Updates, policies, resources and CDC's COVID-19 web site.
How do URI's orientation leaders build enthusiasm in the age of COVID-19? By offering incoming students a virtual experience that keeps it real.
When faced with discrimination or on the receiving end of racism, Angela Gonzalez '16 reaches for paint and brushes.
They came to URI. They explored. They found what inspired them. They discovered new ways of looking at the world. They saw a path that once they could have never imagined.
A team of URI scientists, statisticians, and students has determined a mass extinction that occurred 215 million years ago was not the result of an asteroid or climate change.
With planning, you can make healthy, nutritious meals and save money and trips to the grocery store, says Samantha DeMello '13, registered dietician and nutrition counselor.
You will forever hold a special place in the Rhody family, both for what you accomplished, and what you overcame.
Grad student Dominik Brysch is one of a dozen engineering students working overtime to produce face shields for Rhode Island's first responders.
When URI oceanographers boarded the Endeavor, their only health concern was whether they needed a vaccination for yellow fever.
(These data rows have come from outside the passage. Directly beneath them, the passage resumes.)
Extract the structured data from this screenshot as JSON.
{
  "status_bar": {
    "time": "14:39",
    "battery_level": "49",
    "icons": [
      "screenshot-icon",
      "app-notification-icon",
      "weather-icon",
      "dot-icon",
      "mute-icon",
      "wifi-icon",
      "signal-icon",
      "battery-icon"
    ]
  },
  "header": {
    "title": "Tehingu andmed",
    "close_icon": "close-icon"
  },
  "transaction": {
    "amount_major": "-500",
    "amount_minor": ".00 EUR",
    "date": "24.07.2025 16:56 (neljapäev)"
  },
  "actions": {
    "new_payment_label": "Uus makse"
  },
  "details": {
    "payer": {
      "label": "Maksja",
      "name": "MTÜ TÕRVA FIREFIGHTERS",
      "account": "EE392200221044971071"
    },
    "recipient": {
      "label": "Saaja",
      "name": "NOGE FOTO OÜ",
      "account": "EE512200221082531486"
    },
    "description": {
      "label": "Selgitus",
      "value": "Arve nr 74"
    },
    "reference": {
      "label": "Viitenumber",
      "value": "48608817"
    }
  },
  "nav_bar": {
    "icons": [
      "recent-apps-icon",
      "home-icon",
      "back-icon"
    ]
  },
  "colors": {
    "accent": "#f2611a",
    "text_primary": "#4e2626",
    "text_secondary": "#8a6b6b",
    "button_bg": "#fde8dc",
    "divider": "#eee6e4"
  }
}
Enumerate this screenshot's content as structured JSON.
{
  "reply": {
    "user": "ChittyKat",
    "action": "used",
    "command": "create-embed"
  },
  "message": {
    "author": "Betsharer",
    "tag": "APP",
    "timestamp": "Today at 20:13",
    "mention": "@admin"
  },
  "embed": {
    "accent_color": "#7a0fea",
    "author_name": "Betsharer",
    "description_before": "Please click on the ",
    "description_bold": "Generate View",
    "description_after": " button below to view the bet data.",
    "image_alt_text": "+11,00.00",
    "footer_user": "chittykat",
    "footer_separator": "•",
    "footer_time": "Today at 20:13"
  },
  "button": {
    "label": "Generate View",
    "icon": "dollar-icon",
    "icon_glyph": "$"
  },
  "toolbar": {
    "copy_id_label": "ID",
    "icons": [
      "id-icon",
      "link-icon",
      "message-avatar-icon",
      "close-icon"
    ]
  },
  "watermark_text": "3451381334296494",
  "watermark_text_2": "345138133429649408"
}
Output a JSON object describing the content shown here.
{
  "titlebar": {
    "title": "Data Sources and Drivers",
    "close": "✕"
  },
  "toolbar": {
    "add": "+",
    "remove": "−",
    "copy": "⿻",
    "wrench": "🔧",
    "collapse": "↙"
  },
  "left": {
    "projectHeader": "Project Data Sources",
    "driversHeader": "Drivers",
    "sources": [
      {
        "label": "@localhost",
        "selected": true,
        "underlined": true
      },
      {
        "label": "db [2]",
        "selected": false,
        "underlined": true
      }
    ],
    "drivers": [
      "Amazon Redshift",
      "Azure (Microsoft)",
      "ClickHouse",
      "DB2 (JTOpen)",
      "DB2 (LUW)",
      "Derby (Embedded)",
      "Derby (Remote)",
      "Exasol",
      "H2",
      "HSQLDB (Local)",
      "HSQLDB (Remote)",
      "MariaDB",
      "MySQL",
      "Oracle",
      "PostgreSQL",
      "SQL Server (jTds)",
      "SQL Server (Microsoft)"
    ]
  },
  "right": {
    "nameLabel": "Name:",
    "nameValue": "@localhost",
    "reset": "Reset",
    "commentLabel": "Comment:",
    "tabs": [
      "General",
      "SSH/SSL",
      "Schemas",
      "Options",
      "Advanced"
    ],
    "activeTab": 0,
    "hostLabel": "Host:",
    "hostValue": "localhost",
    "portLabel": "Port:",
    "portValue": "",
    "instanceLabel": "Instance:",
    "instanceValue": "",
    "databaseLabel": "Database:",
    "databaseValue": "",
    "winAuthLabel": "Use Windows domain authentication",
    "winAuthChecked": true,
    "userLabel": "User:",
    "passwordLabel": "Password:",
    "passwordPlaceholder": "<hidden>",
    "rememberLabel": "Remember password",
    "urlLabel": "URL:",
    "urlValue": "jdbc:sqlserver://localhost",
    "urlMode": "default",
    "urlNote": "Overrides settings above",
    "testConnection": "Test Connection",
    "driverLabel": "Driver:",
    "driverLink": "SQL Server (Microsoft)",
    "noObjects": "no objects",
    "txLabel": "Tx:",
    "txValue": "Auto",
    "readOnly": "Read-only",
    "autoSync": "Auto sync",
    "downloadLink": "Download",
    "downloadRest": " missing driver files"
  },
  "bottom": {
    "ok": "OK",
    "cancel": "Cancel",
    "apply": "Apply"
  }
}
URI's student newspaper, The Good Five Cent Cigar, has been remotely —and successfully—chronicling the effect of COVID-19 on the University.
Delivering hot meals to senior centers is the latest way URI is supporting Rhode Island's efforts to battle COVID-19.
URI researchers are joining designers, doctors, and technologists statewide to create ventilators from personal sleep apnea machines.
URI faculty and staff are part of a growing group of volunteer researchers, scholars, medical professionals, industry leaders, and makers assisting the state of Rhode Island in the battle against COVID-19.
At URI, the one-of-a-kind, internationally known Inner Space Center's production control room translates science from the field into relatable, real-time stories.
University of Rhode Island students are using their spring break to build houses—and, in the process, they are building communities, too.
"I want my students to see themselves as part of a historical thread that's always moving, always changing."
Imagine the foulest, most devious villain you can. More clever than Voldemort, more vicious than Thanos, and more calculating than Maleficient.
How do you interact with people from another culture and worldview? How do you negotiate with them, work together, respect their traditions?
Gyasi Alexander '19's big idea: More diversity and inclusion in the STEM disciplines.